- **Directions**
Pictures excluded, return every entry exactly, please.

- **Records for the task**
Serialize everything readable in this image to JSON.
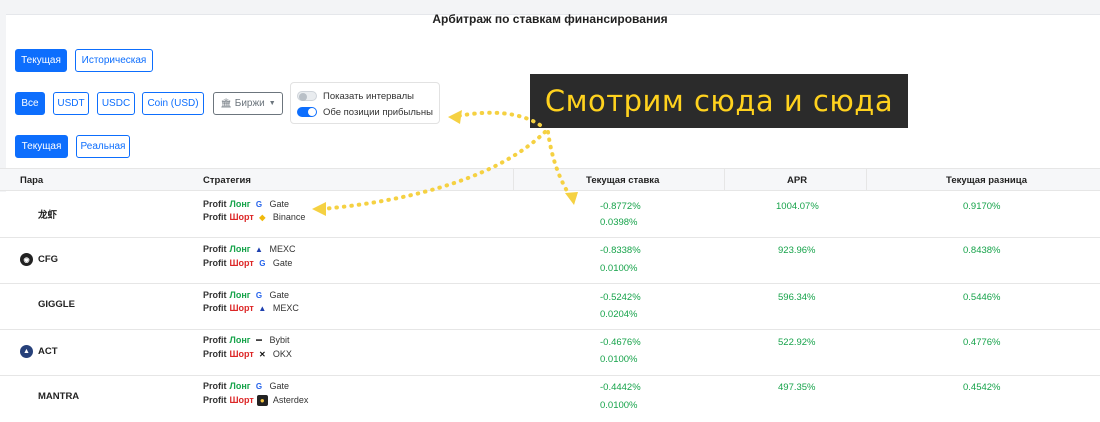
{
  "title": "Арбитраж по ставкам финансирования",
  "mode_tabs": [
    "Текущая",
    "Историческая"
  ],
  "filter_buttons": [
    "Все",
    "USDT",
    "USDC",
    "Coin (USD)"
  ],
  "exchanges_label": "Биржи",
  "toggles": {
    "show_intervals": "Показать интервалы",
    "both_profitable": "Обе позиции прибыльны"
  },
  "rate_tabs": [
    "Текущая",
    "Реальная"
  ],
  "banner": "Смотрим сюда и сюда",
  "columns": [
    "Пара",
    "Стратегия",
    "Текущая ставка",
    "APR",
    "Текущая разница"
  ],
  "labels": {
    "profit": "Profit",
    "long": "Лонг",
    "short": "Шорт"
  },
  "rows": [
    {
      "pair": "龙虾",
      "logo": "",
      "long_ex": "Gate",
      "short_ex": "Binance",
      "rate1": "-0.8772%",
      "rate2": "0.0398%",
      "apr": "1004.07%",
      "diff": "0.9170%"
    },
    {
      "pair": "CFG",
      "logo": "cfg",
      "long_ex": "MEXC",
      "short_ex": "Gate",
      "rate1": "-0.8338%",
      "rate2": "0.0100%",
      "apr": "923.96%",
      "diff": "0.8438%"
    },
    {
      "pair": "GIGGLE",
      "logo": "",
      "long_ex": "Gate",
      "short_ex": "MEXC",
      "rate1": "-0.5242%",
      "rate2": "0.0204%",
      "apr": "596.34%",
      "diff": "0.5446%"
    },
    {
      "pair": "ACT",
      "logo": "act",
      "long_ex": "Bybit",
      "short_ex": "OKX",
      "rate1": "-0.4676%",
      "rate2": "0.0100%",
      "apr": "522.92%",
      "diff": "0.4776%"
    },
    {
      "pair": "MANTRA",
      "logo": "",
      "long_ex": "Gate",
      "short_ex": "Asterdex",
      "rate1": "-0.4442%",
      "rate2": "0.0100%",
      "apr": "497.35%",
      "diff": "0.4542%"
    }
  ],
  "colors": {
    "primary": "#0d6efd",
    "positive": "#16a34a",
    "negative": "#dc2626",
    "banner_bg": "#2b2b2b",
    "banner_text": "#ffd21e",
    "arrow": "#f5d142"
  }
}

- **Result of this task**
Serialize everything readable in this image to JSON.
{
  "title": "Арбитраж по ставкам финансирования",
  "mode_tabs": [
    "Текущая",
    "Историческая"
  ],
  "filter_buttons": [
    "Все",
    "USDT",
    "USDC",
    "Coin (USD)"
  ],
  "exchanges_label": "Биржи",
  "toggles": {
    "show_intervals": "Показать интервалы",
    "both_profitable": "Обе позиции прибыльны"
  },
  "rate_tabs": [
    "Текущая",
    "Реальная"
  ],
  "banner": "Смотрим сюда и сюда",
  "columns": [
    "Пара",
    "Стратегия",
    "Текущая ставка",
    "APR",
    "Текущая разница"
  ],
  "labels": {
    "profit": "Profit",
    "long": "Лонг",
    "short": "Шорт"
  },
  "rows": [
    {
      "pair": "龙虾",
      "logo": "",
      "long_ex": "Gate",
      "short_ex": "Binance",
      "rate1": "-0.8772%",
      "rate2": "0.0398%",
      "apr": "1004.07%",
      "diff": "0.9170%"
    },
    {
      "pair": "CFG",
      "logo": "cfg",
      "long_ex": "MEXC",
      "short_ex": "Gate",
      "rate1": "-0.8338%",
      "rate2": "0.0100%",
      "apr": "923.96%",
      "diff": "0.8438%"
    },
    {
      "pair": "GIGGLE",
      "logo": "",
      "long_ex": "Gate",
      "short_ex": "MEXC",
      "rate1": "-0.5242%",
      "rate2": "0.0204%",
      "apr": "596.34%",
      "diff": "0.5446%"
    },
    {
      "pair": "ACT",
      "logo": "act",
      "long_ex": "Bybit",
      "short_ex": "OKX",
      "rate1": "-0.4676%",
      "rate2": "0.0100%",
      "apr": "522.92%",
      "diff": "0.4776%"
    },
    {
      "pair": "MANTRA",
      "logo": "",
      "long_ex": "Gate",
      "short_ex": "Asterdex",
      "rate1": "-0.4442%",
      "rate2": "0.0100%",
      "apr": "497.35%",
      "diff": "0.4542%"
    }
  ],
  "colors": {
    "primary": "#0d6efd",
    "positive": "#16a34a",
    "negative": "#dc2626",
    "banner_bg": "#2b2b2b",
    "banner_text": "#ffd21e",
    "arrow": "#f5d142"
  }
}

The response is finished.